- [Prompt]: This exercise calls for retyping every line below exactly, with the images omitted.

Records excerpted from a collection
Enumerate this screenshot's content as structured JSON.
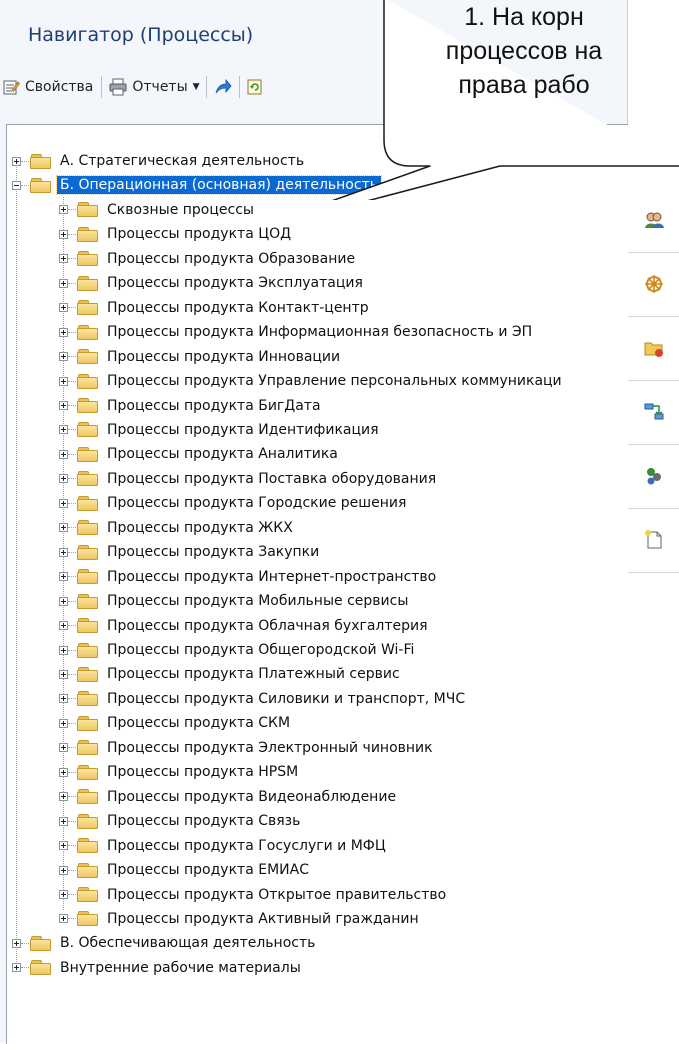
{
  "navigator": {
    "title": "Навигатор (Процессы)"
  },
  "toolbar": {
    "properties_label": "Свойства",
    "reports_label": "Отчеты"
  },
  "callout": {
    "line1": "1. На корн",
    "line2": "процессов на",
    "line3": "права рабо"
  },
  "tree": {
    "root_items": [
      "А. Стратегическая деятельность",
      "Б. Операционная (основная) деятельность",
      "В. Обеспечивающая деятельность",
      "Внутренние рабочие материалы"
    ],
    "children": [
      "Сквозные процессы",
      "Процессы продукта ЦОД",
      "Процессы продукта Образование",
      "Процессы продукта Эксплуатация",
      "Процессы продукта Контакт-центр",
      "Процессы продукта Информационная безопасность и ЭП",
      "Процессы продукта Инновации",
      "Процессы продукта Управление персональных коммуникаци",
      "Процессы продукта БигДата",
      "Процессы продукта Идентификация",
      "Процессы продукта Аналитика",
      "Процессы продукта Поставка оборудования",
      "Процессы продукта Городские решения",
      "Процессы продукта ЖКХ",
      "Процессы продукта Закупки",
      "Процессы продукта Интернет-пространство",
      "Процессы продукта Мобильные сервисы",
      "Процессы продукта Облачная бухгалтерия",
      "Процессы продукта Общегородской Wi-Fi",
      "Процессы продукта Платежный сервис",
      "Процессы продукта Силовики и транспорт, МЧС",
      "Процессы продукта СКМ",
      "Процессы продукта Электронный чиновник",
      "Процессы продукта HPSM",
      "Процессы продукта Видеонаблюдение",
      "Процессы продукта Связь",
      "Процессы продукта Госуслуги и МФЦ",
      "Процессы продукта ЕМИАС",
      "Процессы продукта Открытое правительство",
      "Процессы продукта Активный гражданин"
    ]
  },
  "icons": {
    "properties": "properties-icon",
    "reports": "printer-icon",
    "forward": "arrow-icon",
    "refresh": "refresh-icon",
    "folder": "folder-icon",
    "sidebar": [
      "users-icon",
      "wheel-icon",
      "folder-settings-icon",
      "structure-icon",
      "org-icon",
      "new-document-icon"
    ]
  },
  "colors": {
    "selection": "#0a6ad2",
    "title": "#1e3f74",
    "folder": "#eec764"
  }
}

- [Response to the task]:
Enumerate this screenshot's content as structured JSON.
{
  "navigator": {
    "title": "Навигатор (Процессы)"
  },
  "toolbar": {
    "properties_label": "Свойства",
    "reports_label": "Отчеты"
  },
  "callout": {
    "line1": "1. На корн",
    "line2": "процессов на",
    "line3": "права рабо"
  },
  "tree": {
    "root_items": [
      "А. Стратегическая деятельность",
      "Б. Операционная (основная) деятельность",
      "В. Обеспечивающая деятельность",
      "Внутренние рабочие материалы"
    ],
    "children": [
      "Сквозные процессы",
      "Процессы продукта ЦОД",
      "Процессы продукта Образование",
      "Процессы продукта Эксплуатация",
      "Процессы продукта Контакт-центр",
      "Процессы продукта Информационная безопасность и ЭП",
      "Процессы продукта Инновации",
      "Процессы продукта Управление персональных коммуникаци",
      "Процессы продукта БигДата",
      "Процессы продукта Идентификация",
      "Процессы продукта Аналитика",
      "Процессы продукта Поставка оборудования",
      "Процессы продукта Городские решения",
      "Процессы продукта ЖКХ",
      "Процессы продукта Закупки",
      "Процессы продукта Интернет-пространство",
      "Процессы продукта Мобильные сервисы",
      "Процессы продукта Облачная бухгалтерия",
      "Процессы продукта Общегородской Wi-Fi",
      "Процессы продукта Платежный сервис",
      "Процессы продукта Силовики и транспорт, МЧС",
      "Процессы продукта СКМ",
      "Процессы продукта Электронный чиновник",
      "Процессы продукта HPSM",
      "Процессы продукта Видеонаблюдение",
      "Процессы продукта Связь",
      "Процессы продукта Госуслуги и МФЦ",
      "Процессы продукта ЕМИАС",
      "Процессы продукта Открытое правительство",
      "Процессы продукта Активный гражданин"
    ]
  },
  "icons": {
    "properties": "properties-icon",
    "reports": "printer-icon",
    "forward": "arrow-icon",
    "refresh": "refresh-icon",
    "folder": "folder-icon",
    "sidebar": [
      "users-icon",
      "wheel-icon",
      "folder-settings-icon",
      "structure-icon",
      "org-icon",
      "new-document-icon"
    ]
  },
  "colors": {
    "selection": "#0a6ad2",
    "title": "#1e3f74",
    "folder": "#eec764"
  }
}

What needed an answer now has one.